We had developed an ideal media mix for paid advertising. It comprised of Google Ads, Remarketing Ads, Facebook Ads, LinkedIn Marketing and Twitter Ads. We were already working on search engine optimization (SEO) separately.
Three Months After the Campaign We Were Extremely Disappointed With The Response.
There was no sign of returns that we should have got to sustain the campaign for even a month.
We decided to stop all the campaigns except the Facebook Ads. Over next three months, we saw a significant increase ROI.
There Was A Significant Increase in ROI When We Just Concentrated on Facebook Ads
After working on Facebook Ads for next three months, we had started Google Adwords. Again the ROI was much better than what we had in the first quarter when we were working all channels.

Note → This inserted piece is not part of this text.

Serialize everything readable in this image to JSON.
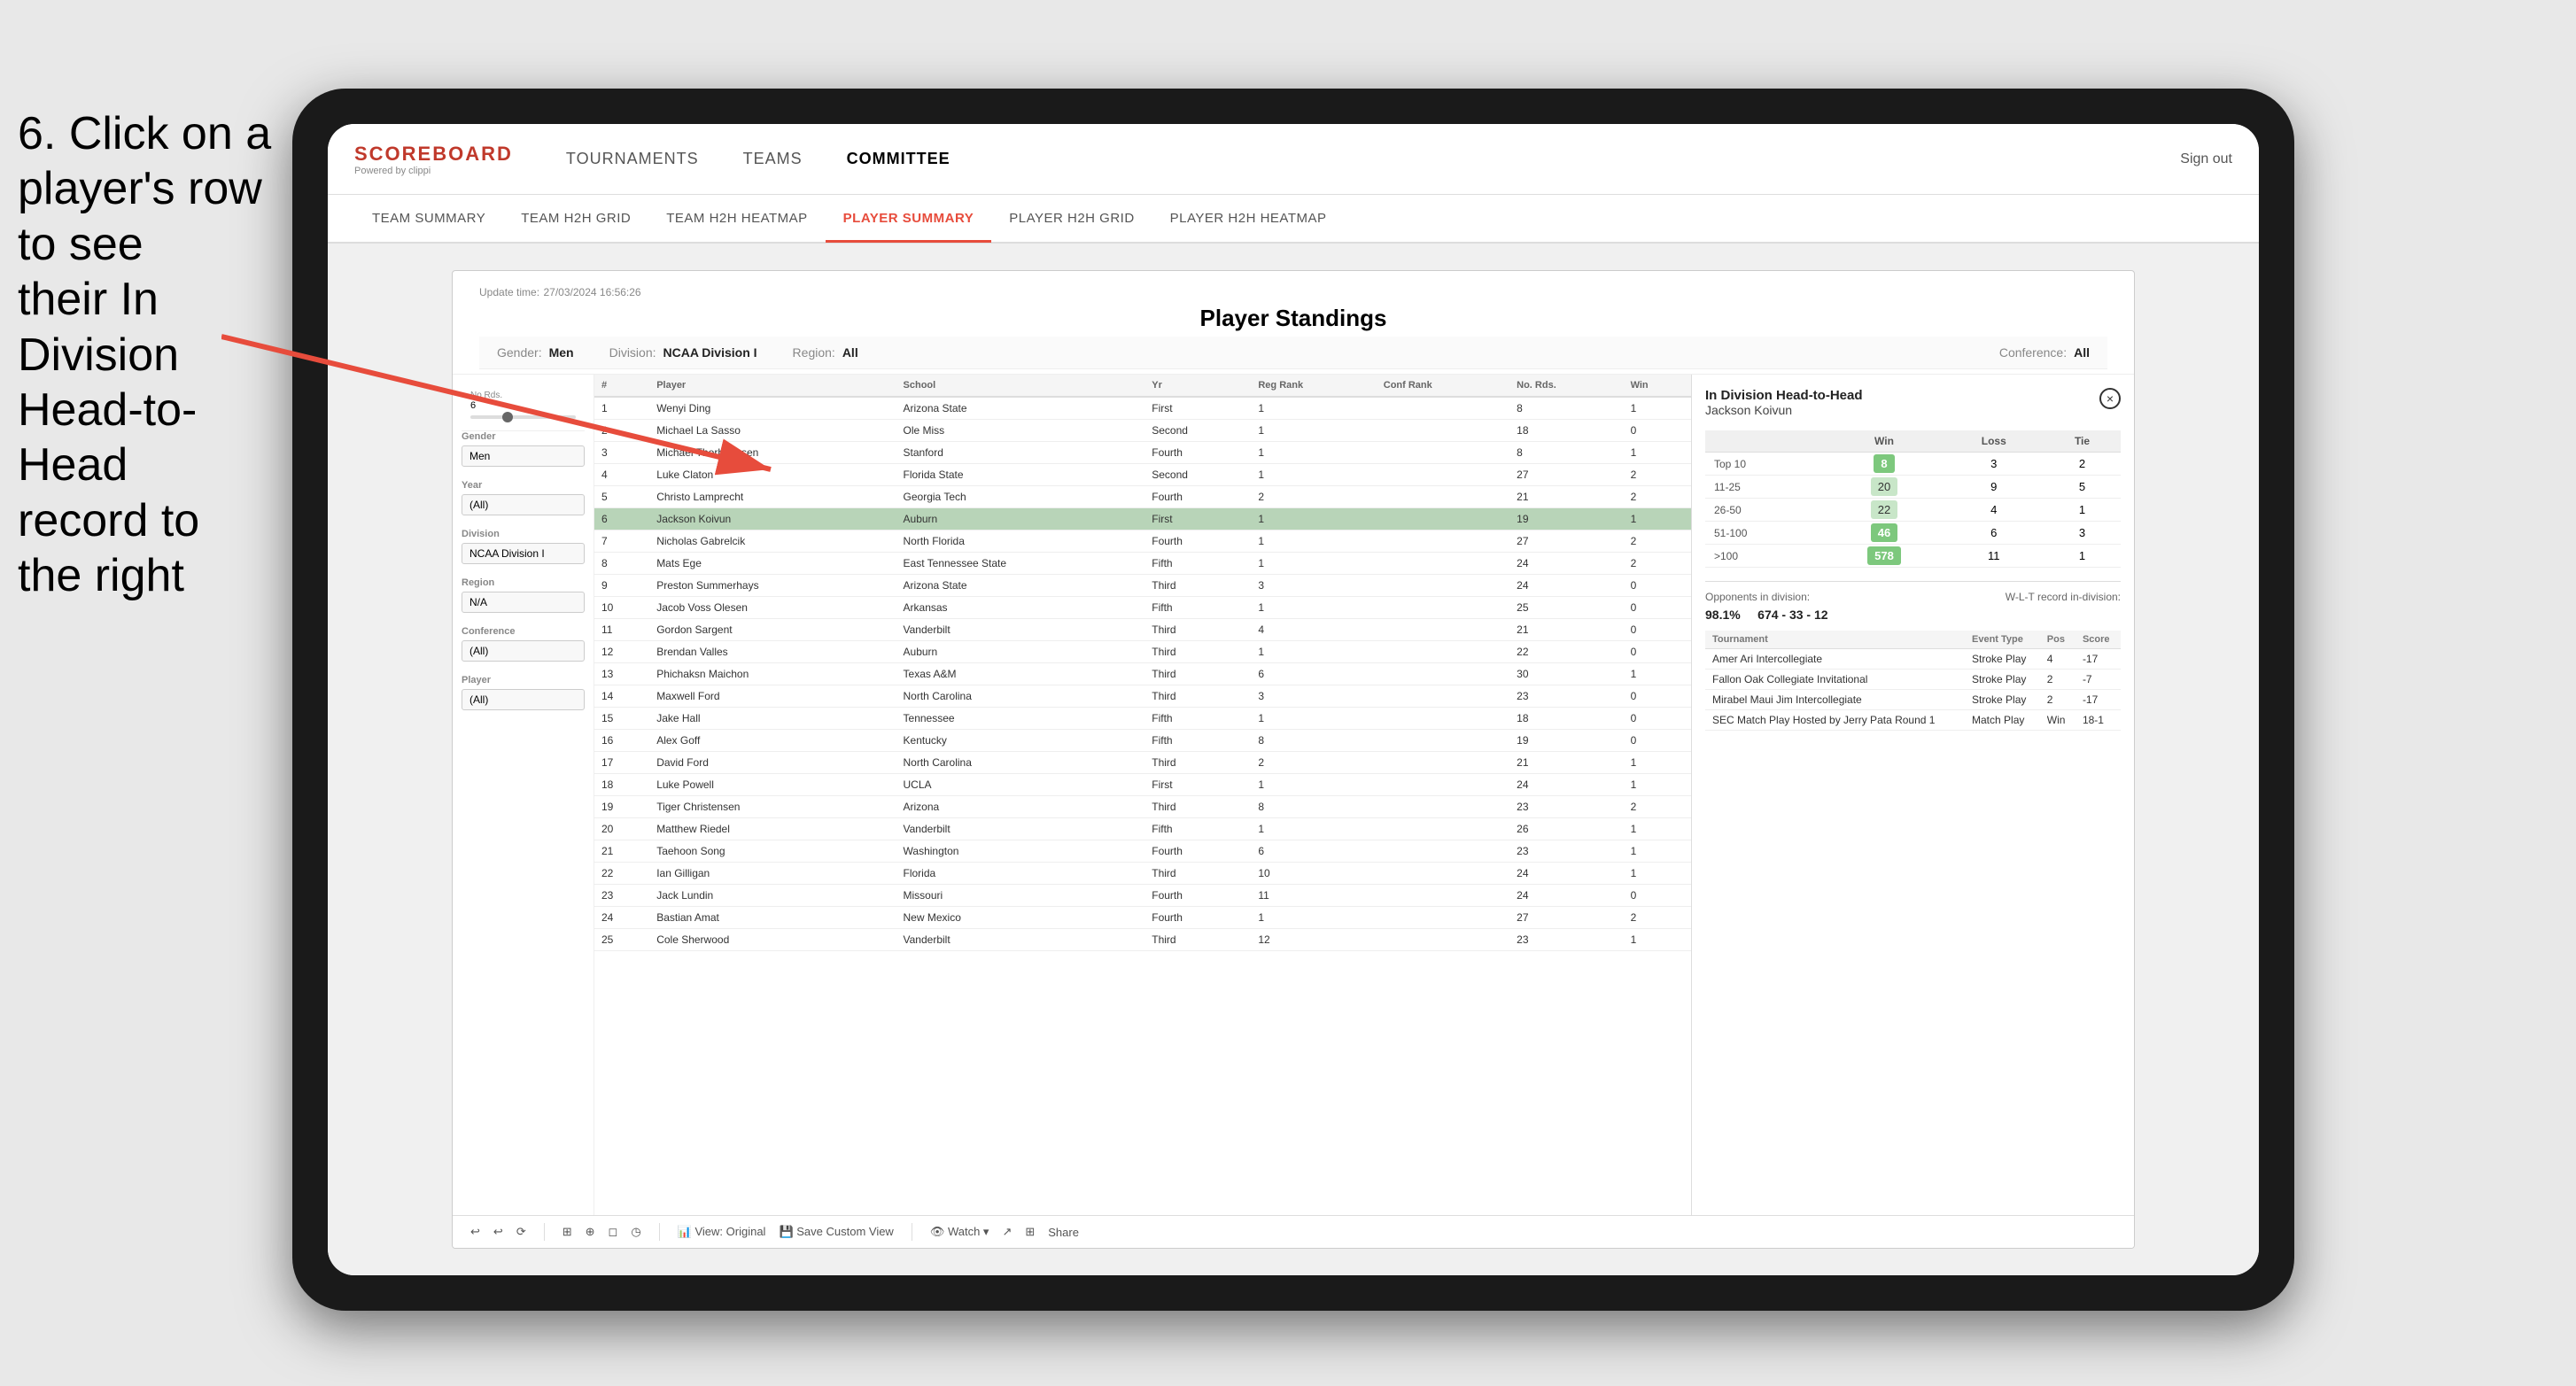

Ditto experience with LinkedIn marketing Ads. After almost one year of the campaign, we realized that focusing on one channel at a time is much better than running paid campaigns on three or more platforms. It not only divided out attention, but we were also unable to derive meaningful insights that we can apply to make the campaigns more efficient. Big companies can afford to run multiple campaigns at a time.
After One Year We Realized That Focusing on One Channel at a Time Allows Us to Derive Insights Without Dividing Our Attention.
However, if you have limited resources, it is better to focus on one channel at a time. Monitor your paid campaigns on a daily basis. We used to go through the SEO reports on a monthly basis. We decided to review the paid campaigns every fortnight.
However, I soon learned that we should monitor paid campaigns, especially Google Adwords, on a daily basis and not weekly or monthly basis. In fact, if I had sufficient time, I would have monitored it in real time, and the moment I come across a wrong keyword for which we are getting clicks, the keyword must be added to the list of negative keywords.
Similarly, you need to monitor other parameters and take corrective measures immediately. Waiting for a week or month doesn’t make any sense due to two reasons. Firstly, you will spend money for a week or a month on something that you don’t need. And secondly, after a week or a month, you will not get as clear insights as you get on a daily basis.
Lesson Number 2- Monitor Your Campaigns On A Daily Basis Not Weekly or Monthly
Also, when it comes to generating more leads, the campaign optimization is far more important than creating a brilliant campaign. Bottom line:When it comes to advertising, nothing could be more efficient than the digital media.
I have read some articles on prominent magazines that generalize the digital marketing strategy. While it may look good on paper, do remember that a general plan will fail to deliver a high return for your business. Thus, you need to start somewhere and learn the tricks that work for your business. Don’t give up early and learn from your mistakes.
Anthony Bergs is a project manager at writers per hour. He always keeps an eye on the marketing sector to implement the best innovations into the strategies that he builds. He’s always open for new connections and partnerships.